The world of Oros is as beautiful as it is savage. Ubisoft has built a bright, lush landscape filled with many different biomes. From the lush fields to the snow-covered wastes, Far Cry Primal is right for discovery and rewarding with every new place uncovered. The megafauna litter the landscape ensuring things are constantly changing, and even in a short play session you will manage to see something that is truly awe inspiring. Walking across the fields to suddenly see a herd of Woolly Mammoths was a breathtaking sight. It was a feeling I did not imagine I’d have, considering I have been playing games for almost 25 years now. Somehow, Ubisoft has managed to capture this feeling and package it in a way that feels organic and exciting.
Before Takkar can take on all the forces opposing the Wenja, he must help re-establish a foothold in the region. To do this, players will need to build up their base, and slowly establish the Wenja tribe. This is where the brunt of the game comes into play. You must bring together the Wenja people though a selection of missions from NPCs, along with many scattered around the landscape. These range from fending off an attack, or taking down an enemy, to the standard escort mission that will put to the test all of your skills up to that point. Nothing is easy in the land of Oros, and even something simple can turn deadly very quickly. With all likes of animals roaming around the world, there is never a time where you can feel safe while roaming the wilds.
It would not be a Far Cry game without some level of RPG thrown in the mix, and Primal is no exception.
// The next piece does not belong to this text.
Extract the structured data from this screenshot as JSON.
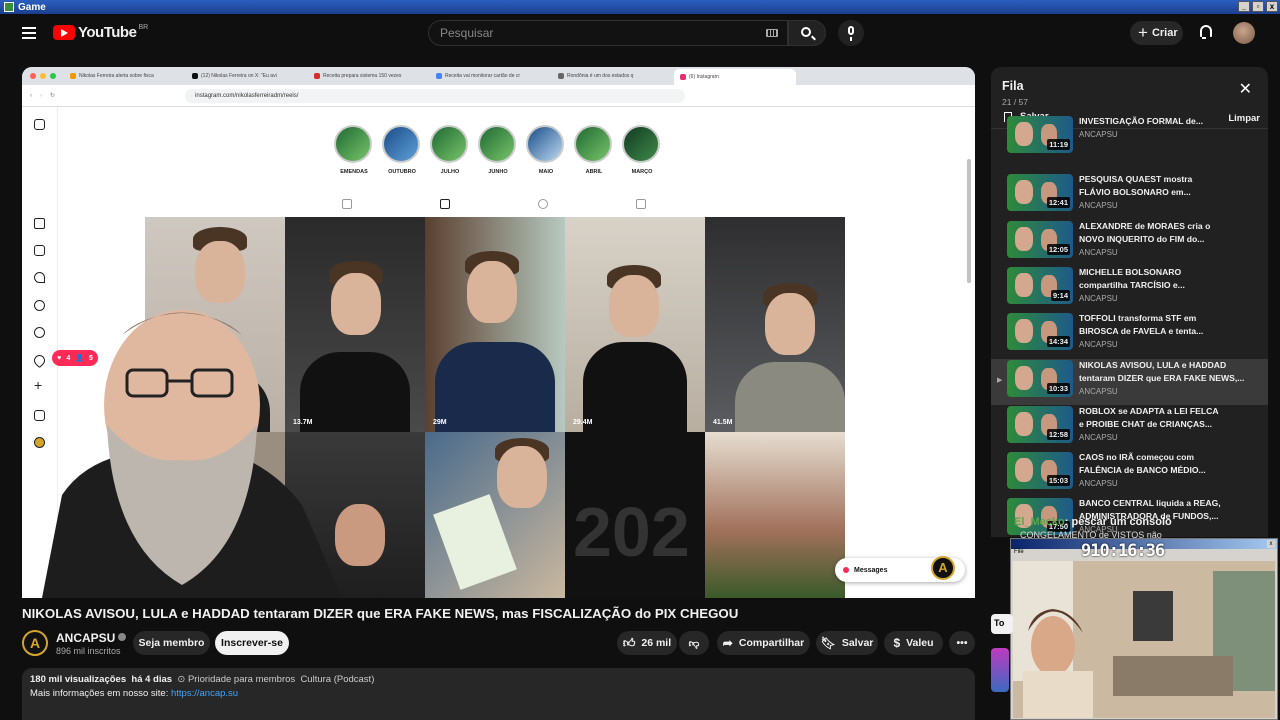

As Takkar evolves through missions and building up his home camp, new character abilities will open up. These can range from the unlocking of new weapons to granting the knowledge to ride Mammoths. Sadly, I did not get to the point of actually getting to climb onto one of the great animals in the world, but slowly working through the progression tree, it gave a sense for how the unlocking in the world will feel. Throughout my 4 hour experience, unlocks worked well, and gave a sense of progression as I fought through each new mission.
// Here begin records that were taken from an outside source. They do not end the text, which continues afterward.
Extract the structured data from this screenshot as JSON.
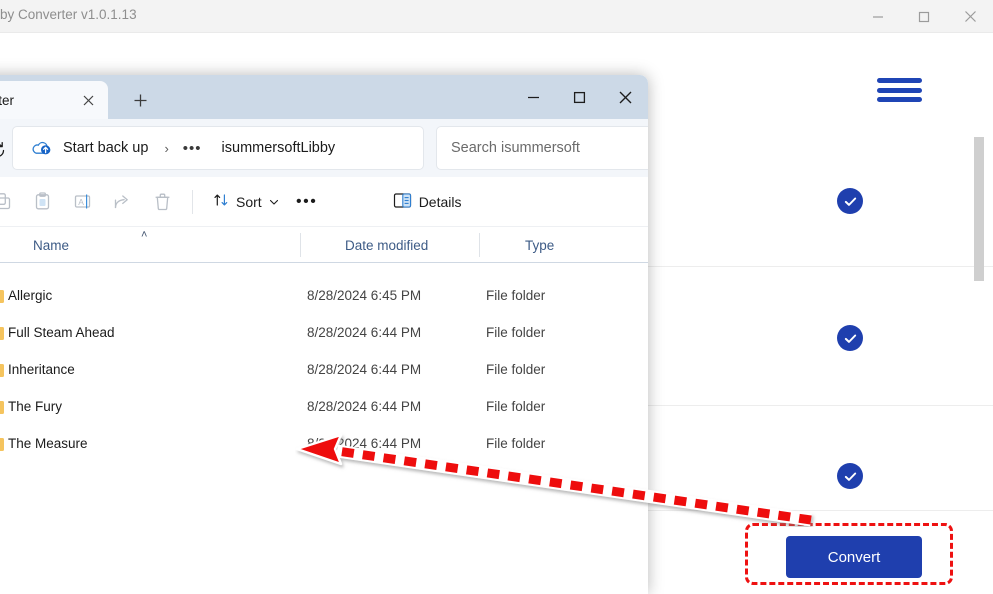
{
  "background_window": {
    "title": "by Converter v1.0.1.13",
    "controls": [
      {
        "name": "minimize",
        "glyph": "minimize-icon"
      },
      {
        "name": "maximize",
        "glyph": "maximize-icon"
      },
      {
        "name": "close",
        "glyph": "close-icon"
      }
    ],
    "menu_icon": "hamburger-menu-icon",
    "rows": [
      {
        "status_icon": "check-circle-icon"
      },
      {
        "status_icon": "check-circle-icon"
      },
      {
        "status_icon": "check-circle-icon"
      }
    ],
    "convert_button": {
      "label": "Convert",
      "color": "#1f3fae",
      "highlight_color": "#ee1111"
    },
    "accent_color": "#1f3fae"
  },
  "explorer": {
    "tab": {
      "label": "nverter",
      "close_icon": "close-icon"
    },
    "new_tab_icon": "plus-icon",
    "controls": [
      {
        "name": "minimize",
        "glyph": "minimize-icon"
      },
      {
        "name": "maximize",
        "glyph": "maximize-icon"
      },
      {
        "name": "close",
        "glyph": "close-icon"
      }
    ],
    "address_bar": {
      "refresh_icon": "refresh-icon",
      "cloud_icon": "onedrive-backup-icon",
      "backup_label": "Start back up",
      "separator": "›",
      "overflow": "•••",
      "path": "isummersoftLibby",
      "search_placeholder": "Search isummersoft"
    },
    "toolbar": {
      "icons": [
        {
          "name": "copy-icon",
          "enabled": false
        },
        {
          "name": "paste-icon",
          "enabled": false
        },
        {
          "name": "rename-icon",
          "enabled": false
        },
        {
          "name": "share-icon",
          "enabled": false
        },
        {
          "name": "delete-icon",
          "enabled": false
        }
      ],
      "sort_label": "Sort",
      "sort_icon": "sort-arrows-icon",
      "sort_chevron": "chevron-down-icon",
      "more_label": "•••",
      "details_label": "Details",
      "details_icon": "details-pane-icon"
    },
    "columns": [
      {
        "label": "Name",
        "sorted": "asc",
        "sort_caret": "˄"
      },
      {
        "label": "Date modified",
        "sorted": ""
      },
      {
        "label": "Type",
        "sorted": ""
      }
    ],
    "files": [
      {
        "icon": "folder-icon",
        "name": "Allergic",
        "date_modified": "8/28/2024 6:45 PM",
        "type": "File folder"
      },
      {
        "icon": "folder-icon",
        "name": "Full Steam Ahead",
        "date_modified": "8/28/2024 6:44 PM",
        "type": "File folder"
      },
      {
        "icon": "folder-icon",
        "name": "Inheritance",
        "date_modified": "8/28/2024 6:44 PM",
        "type": "File folder"
      },
      {
        "icon": "folder-icon",
        "name": "The Fury",
        "date_modified": "8/28/2024 6:44 PM",
        "type": "File folder"
      },
      {
        "icon": "folder-icon",
        "name": "The Measure",
        "date_modified": "8/28/2024 6:44 PM",
        "type": "File folder"
      }
    ]
  },
  "annotation": {
    "arrow": "red-dashed-arrow",
    "arrow_color": "#ee1111",
    "direction": "points-left-to-file-list"
  }
}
Walking through the dangerous world is not a comfortable experience at the best of times, but Ubisoft has graced us with a fast travel system that makes everything feel a little bit more civil. Once Takkar manages to take over camps and light bonfires, you will have the option of fast traveling to that location. This quickly became a primary focus for the early part of the game. With each new bonfire, the world map felt a bit less formidable and made the overarching goals seem more achievable. The landscape of Primal may not be bigger than that seen in Far Cry 4, but when you measure distance in footsteps, every little bit counts.
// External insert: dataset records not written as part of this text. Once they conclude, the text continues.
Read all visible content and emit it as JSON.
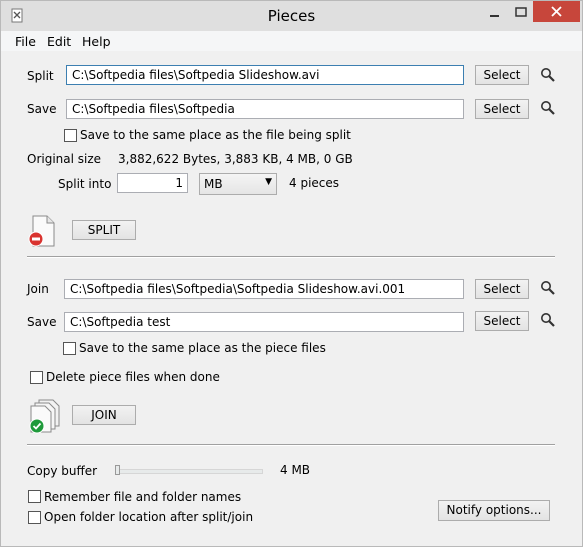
{
  "window": {
    "title": "Pieces"
  },
  "menu": {
    "file": "File",
    "edit": "Edit",
    "help": "Help"
  },
  "split": {
    "label": "Split",
    "path": "C:\\Softpedia files\\Softpedia Slideshow.avi",
    "select_label": "Select",
    "save_label": "Save",
    "save_path": "C:\\Softpedia files\\Softpedia",
    "save_select_label": "Select",
    "same_place_label": "Save to the same place as the file being split",
    "same_place_checked": false,
    "original_size_label": "Original size",
    "original_size_value": "3,882,622 Bytes, 3,883 KB, 4 MB, 0 GB",
    "split_into_label": "Split into",
    "split_into_value": "1",
    "unit_value": "MB",
    "pieces_text": "4 pieces",
    "button_label": "SPLIT"
  },
  "join": {
    "label": "Join",
    "path": "C:\\Softpedia files\\Softpedia\\Softpedia Slideshow.avi.001",
    "select_label": "Select",
    "save_label": "Save",
    "save_path": "C:\\Softpedia test",
    "save_select_label": "Select",
    "same_place_label": "Save to the same place as the piece files",
    "same_place_checked": false,
    "delete_label": "Delete piece files when done",
    "delete_checked": false,
    "button_label": "JOIN"
  },
  "options": {
    "copy_buffer_label": "Copy buffer",
    "copy_buffer_value": "4 MB",
    "copy_buffer_level": 0.0,
    "remember_label": "Remember file and folder names",
    "remember_checked": false,
    "open_folder_label": "Open folder location after split/join",
    "open_folder_checked": false,
    "notify_label": "Notify options..."
  },
  "colors": {
    "close_button": "#c7463b",
    "focus_border": "#3c7fb1"
  },
  "icons": [
    "app-icon",
    "minimize-icon",
    "maximize-icon",
    "close-icon",
    "search-icon",
    "split-file-icon",
    "join-files-icon",
    "chevron-down-icon"
  ]
}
Far Cry Primal was a game that felt familiar but new. It’s taking the best parts seen in other Far Cry games and building a new and exciting world. It’s hard to say if all the elements will play nicely together over the course of the full experience, but if the beginning of the game is any indication, Ubisoft are building something special. From the beautiful landscape to the brutal gameplay, Far Cry Primal is the break away from the standard formula that the FPS genre needed.